"Anyone working for NBC News who takes part in civic or other outside activities may find that these activities jeopardize his or her standing as an impartial journalist because they may create the appearance of a conflict of interest," it says. "Such activities may include participation in or contributions to political campaigns or groups that espouse controversial positions. You should report any such potential conflicts in advance to, and obtain prior approval of, the President of NBC News or his designee."
In a statement to Politico, which first reported the donations, that was released before the suspension was announced, Olbermann said: "I did not privately or publicly encourage anyone else to donate to these campaigns, nor to any others in this election or any previous ones, nor have I previously donated to any political campaign at any level."
The candidates Olbermann donated to had mixed results. Conway lost his race to Tea Party-backed Republican Rand Paul, but both Grijalva and Giffords lead in tight races that CBS News has not yet projected. All three appeared on Olbermann's show, and Grijalva has appeared multiple times.
As Politico notes, Olbermann and MSNBC President Phil Griffin have been critical of Fox News over its two $1 million donations to and groups during the midterm election cycle.
On October 7th, in reference to the Fox News donations, Olbermann asked House Majority Whip James Clyburn if there is a legislative response available when a cable news network "goes beyond having a point of view and actually starts to shill for partisan causes and actually starts to donate to partisan groups of one party."
MSNBC has cast itself as a liberal alternative to the conservative Fox News channel, a move that has helped the network improve its ratings, though not to the level of Fox News.

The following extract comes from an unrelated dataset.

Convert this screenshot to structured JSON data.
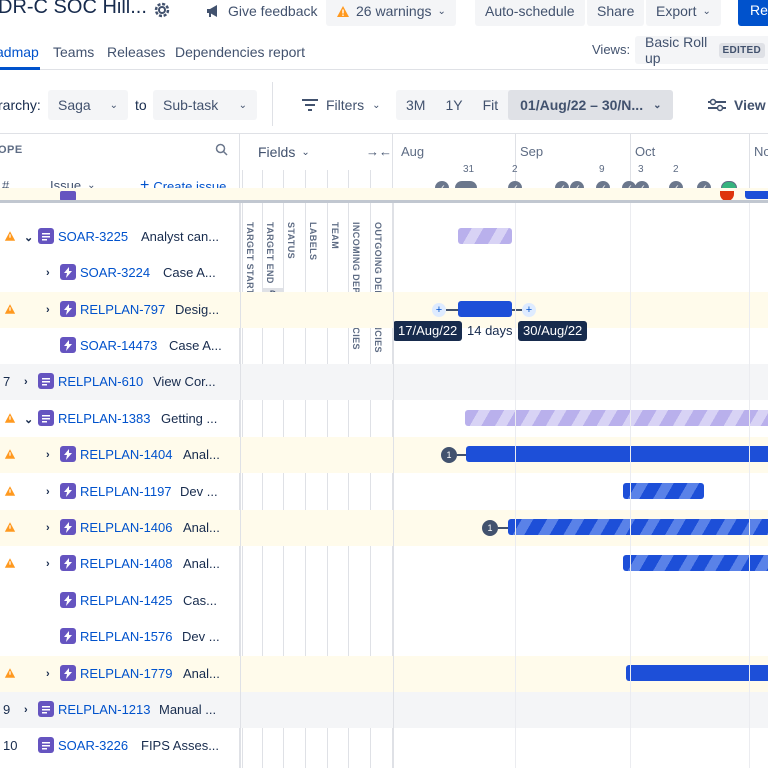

Liberal media watchdog Media Matters claims that "During the 2009-2010 election cycle, more than 30 Fox News personalities have endorsed, raised money, or campaigned for Republican candidates or organizations in more than 600 instances."
Many of these personalities are contributors like Karl Rove and Sarah Palin, not hosts, however, and not all of them gave money to candidates. Asked for a situation comparable to Olbermann, Media Matters pointed to Fox News hosts Sean Hannity and MIke Huckabee, among others. Hannity donated $5,000 to Rep. Michele Bachmann's political action committee and pledged donations to other candidates, and Huckabee's political action committee has given to a variety of candidates.
The MSNBC story above detailing newsroom ethics rules says Fox News allows campaign contributions that do not come from corporate funds.
"Personal involvement in political activity is permitted as long as the activity does not interfere with or impair the performance of the employee's duties for the Company," says the company's 2007 ethics policy.
Brian Montopoli is a political reporter for CBSNews.com. You can read more of his posts here. Follow Hotsheet on Facebook and Twitter.